What is required:
Every entry in the following listing must be restated word for word, though not its pictures.

Extracted entries:
__________________________________________________
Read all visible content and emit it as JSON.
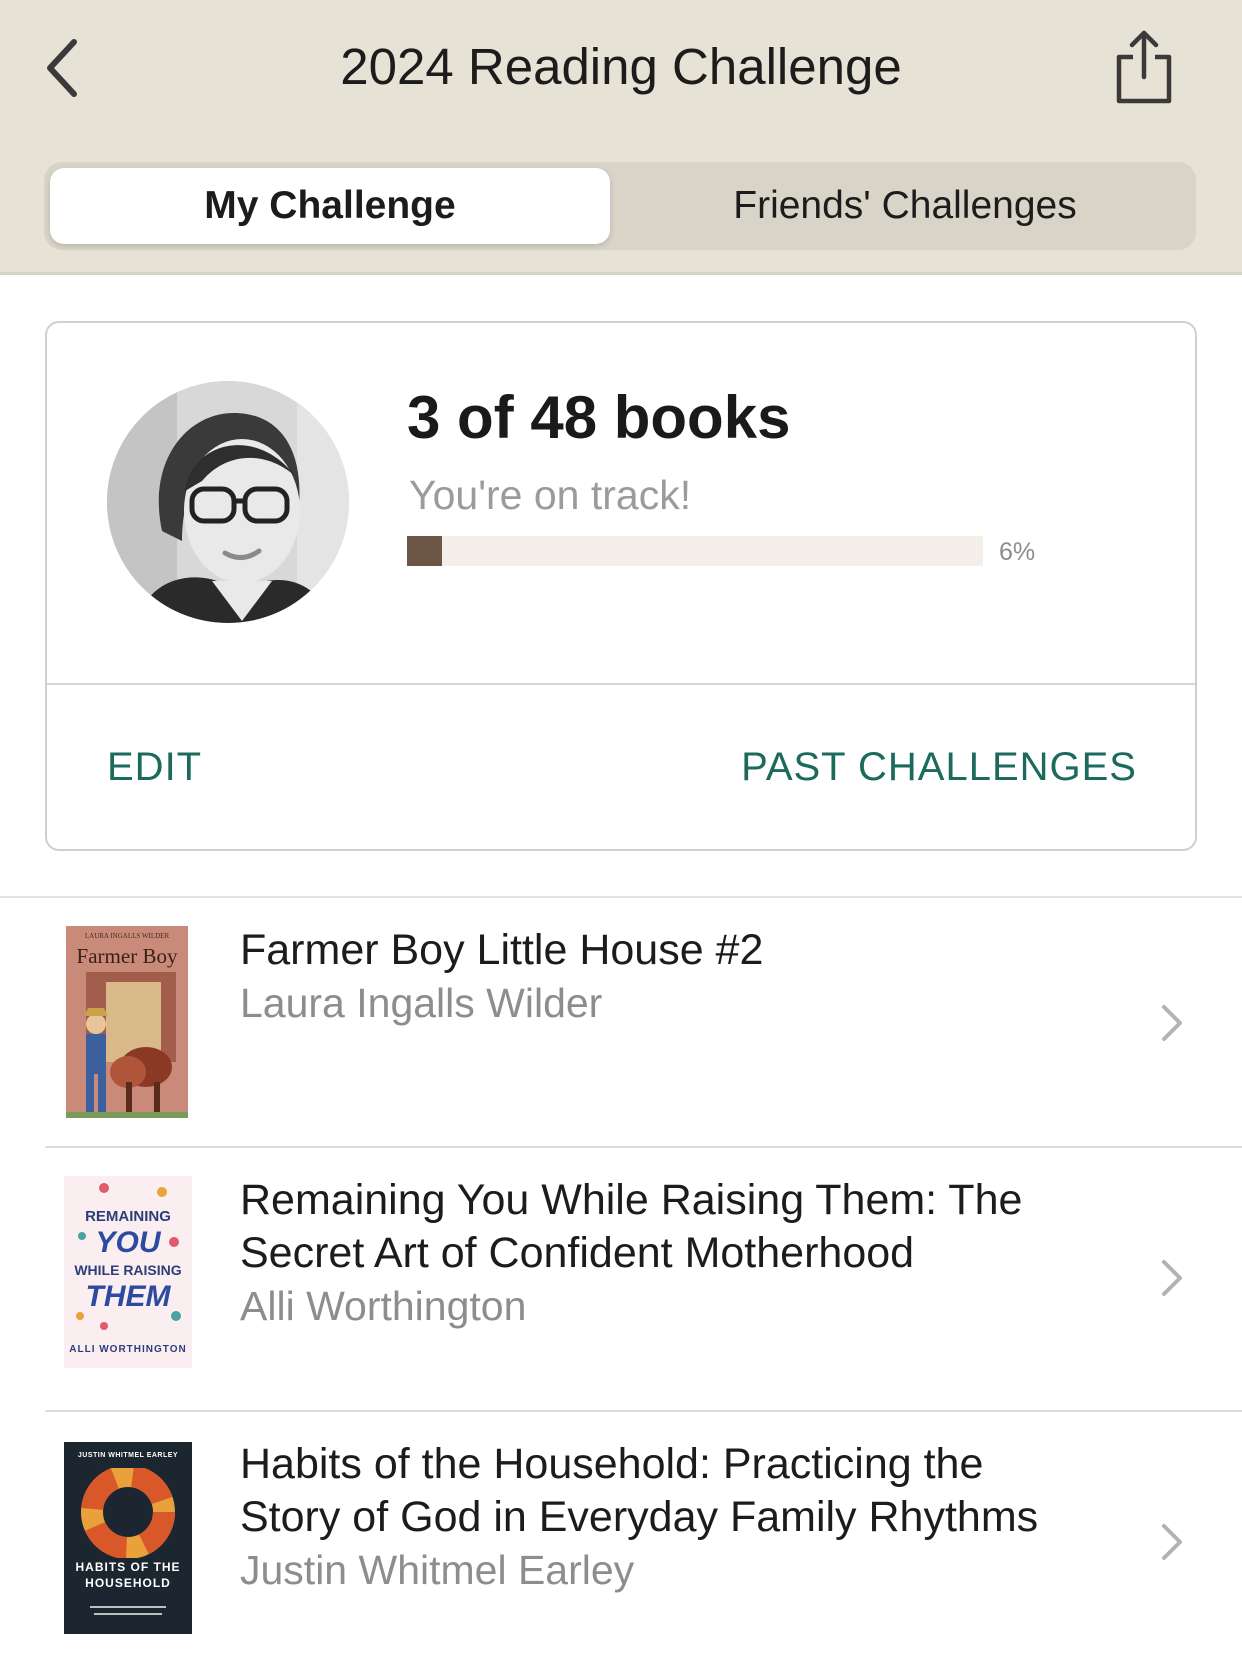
{
  "header": {
    "title": "2024 Reading Challenge",
    "back_icon": "chevron-left-icon",
    "share_icon": "share-icon",
    "background": "#e7e2d6"
  },
  "tabs": [
    {
      "label": "My Challenge",
      "active": true
    },
    {
      "label": "Friends' Challenges",
      "active": false
    }
  ],
  "challenge": {
    "count_text": "3 of 48 books",
    "status": "You're on track!",
    "progress": 0.06,
    "progress_label": "6%",
    "progress_color": "#6e5647",
    "edit_label": "EDIT",
    "past_label": "PAST CHALLENGES",
    "accent": "#1b6a5c"
  },
  "books": [
    {
      "title": "Farmer Boy Little House #2",
      "author": "Laura Ingalls Wilder",
      "cover": {
        "author": "LAURA INGALLS WILDER",
        "title": "Farmer Boy"
      }
    },
    {
      "title": "Remaining You While Raising Them: The Secret Art of Confident Motherhood",
      "author": "Alli Worthington",
      "cover": {
        "line1": "REMAINING",
        "line2": "YOU",
        "line3": "WHILE RAISING",
        "line4": "THEM",
        "author": "ALLI WORTHINGTON"
      }
    },
    {
      "title": "Habits of the Household: Practicing the Story of God in Everyday Family Rhythms",
      "author": "Justin Whitmel Earley",
      "cover": {
        "author": "JUSTIN WHITMEL EARLEY",
        "line1": "HABITS OF THE",
        "line2": "HOUSEHOLD"
      }
    }
  ]
}
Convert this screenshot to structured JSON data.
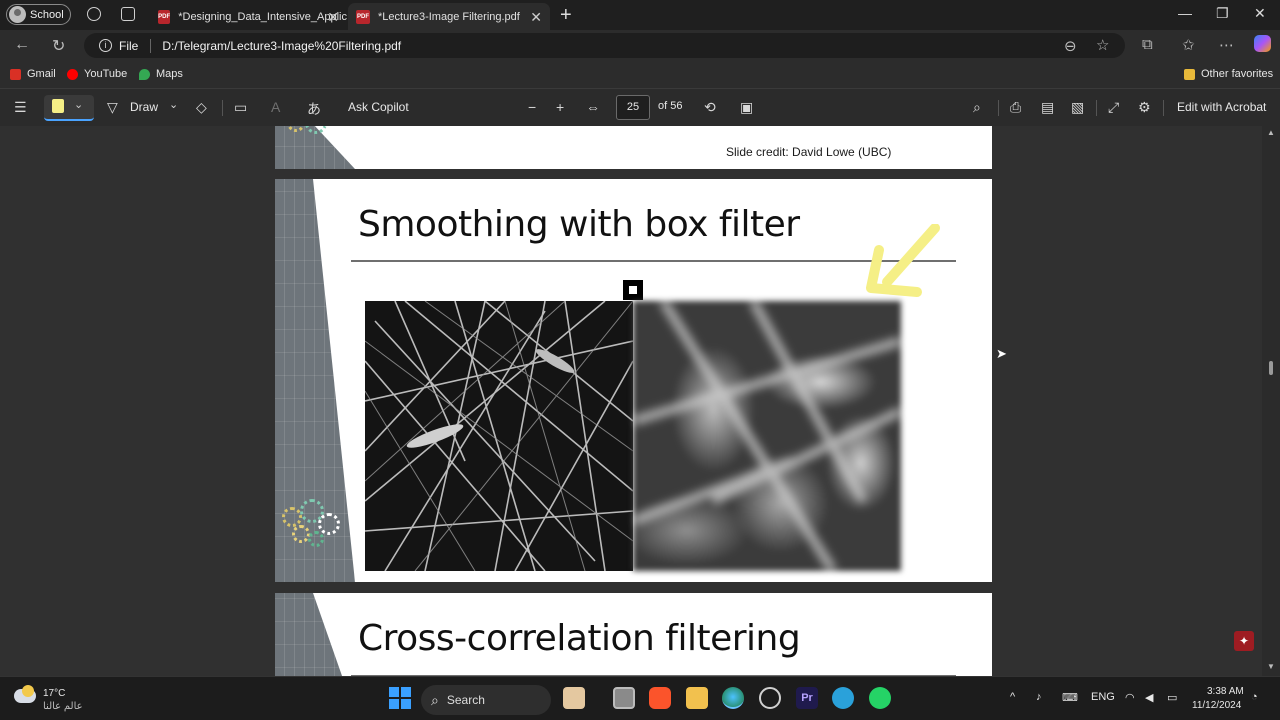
{
  "browser": {
    "profile_label": "School",
    "tabs": [
      {
        "title": "*Designing_Data_Intensive_Applic",
        "active": false
      },
      {
        "title": "*Lecture3-Image Filtering.pdf",
        "active": true
      }
    ],
    "address": {
      "scheme_label": "File",
      "url": "D:/Telegram/Lecture3-Image%20Filtering.pdf"
    },
    "favorites": [
      {
        "label": "Gmail",
        "color": "#d93025"
      },
      {
        "label": "YouTube",
        "color": "#ff0000"
      },
      {
        "label": "Maps",
        "color": "#34a853"
      }
    ],
    "other_favorites": "Other favorites"
  },
  "pdf_toolbar": {
    "draw_label": "Draw",
    "copilot_label": "Ask Copilot",
    "page_current": "25",
    "page_total": "of 56",
    "acrobat_label": "Edit with Acrobat"
  },
  "slides": {
    "prev_credit": "Slide credit: David Lowe (UBC)",
    "current_title": "Smoothing with box filter",
    "next_title": "Cross-correlation filtering"
  },
  "taskbar": {
    "weather_temp": "17°C",
    "weather_desc": "عالم عالنا",
    "search_label": "Search",
    "lang": "ENG",
    "time": "3:38 AM",
    "date": "11/12/2024"
  },
  "colors": {
    "accent_yellow": "#f5ef86",
    "pdf_red": "#b8262c"
  }
}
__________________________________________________
Solution to this task:
Read all visible content and emit it as JSON.
{
  "header": {
    "title": "2024 Reading Challenge",
    "back_icon": "chevron-left-icon",
    "share_icon": "share-icon",
    "background": "#e7e2d6"
  },
  "tabs": [
    {
      "label": "My Challenge",
      "active": true
    },
    {
      "label": "Friends' Challenges",
      "active": false
    }
  ],
  "challenge": {
    "count_text": "3 of 48 books",
    "status": "You're on track!",
    "progress": 0.06,
    "progress_label": "6%",
    "progress_color": "#6e5647",
    "edit_label": "EDIT",
    "past_label": "PAST CHALLENGES",
    "accent": "#1b6a5c"
  },
  "books": [
    {
      "title": "Farmer Boy Little House #2",
      "author": "Laura Ingalls Wilder",
      "cover": {
        "author": "LAURA INGALLS WILDER",
        "title": "Farmer Boy"
      }
    },
    {
      "title": "Remaining You While Raising Them: The Secret Art of Confident Motherhood",
      "author": "Alli Worthington",
      "cover": {
        "line1": "REMAINING",
        "line2": "YOU",
        "line3": "WHILE RAISING",
        "line4": "THEM",
        "author": "ALLI WORTHINGTON"
      }
    },
    {
      "title": "Habits of the Household: Practicing the Story of God in Everyday Family Rhythms",
      "author": "Justin Whitmel Earley",
      "cover": {
        "author": "JUSTIN WHITMEL EARLEY",
        "line1": "HABITS OF THE",
        "line2": "HOUSEHOLD"
      }
    }
  ]
}
Convert this screenshot to structured JSON data.
{
  "browser": {
    "profile_label": "School",
    "tabs": [
      {
        "title": "*Designing_Data_Intensive_Applic",
        "active": false
      },
      {
        "title": "*Lecture3-Image Filtering.pdf",
        "active": true
      }
    ],
    "address": {
      "scheme_label": "File",
      "url": "D:/Telegram/Lecture3-Image%20Filtering.pdf"
    },
    "favorites": [
      {
        "label": "Gmail",
        "color": "#d93025"
      },
      {
        "label": "YouTube",
        "color": "#ff0000"
      },
      {
        "label": "Maps",
        "color": "#34a853"
      }
    ],
    "other_favorites": "Other favorites"
  },
  "pdf_toolbar": {
    "draw_label": "Draw",
    "copilot_label": "Ask Copilot",
    "page_current": "25",
    "page_total": "of 56",
    "acrobat_label": "Edit with Acrobat"
  },
  "slides": {
    "prev_credit": "Slide credit: David Lowe (UBC)",
    "current_title": "Smoothing with box filter",
    "next_title": "Cross-correlation filtering"
  },
  "taskbar": {
    "weather_temp": "17°C",
    "weather_desc": "عالم عالنا",
    "search_label": "Search",
    "lang": "ENG",
    "time": "3:38 AM",
    "date": "11/12/2024"
  },
  "colors": {
    "accent_yellow": "#f5ef86",
    "pdf_red": "#b8262c"
  }
}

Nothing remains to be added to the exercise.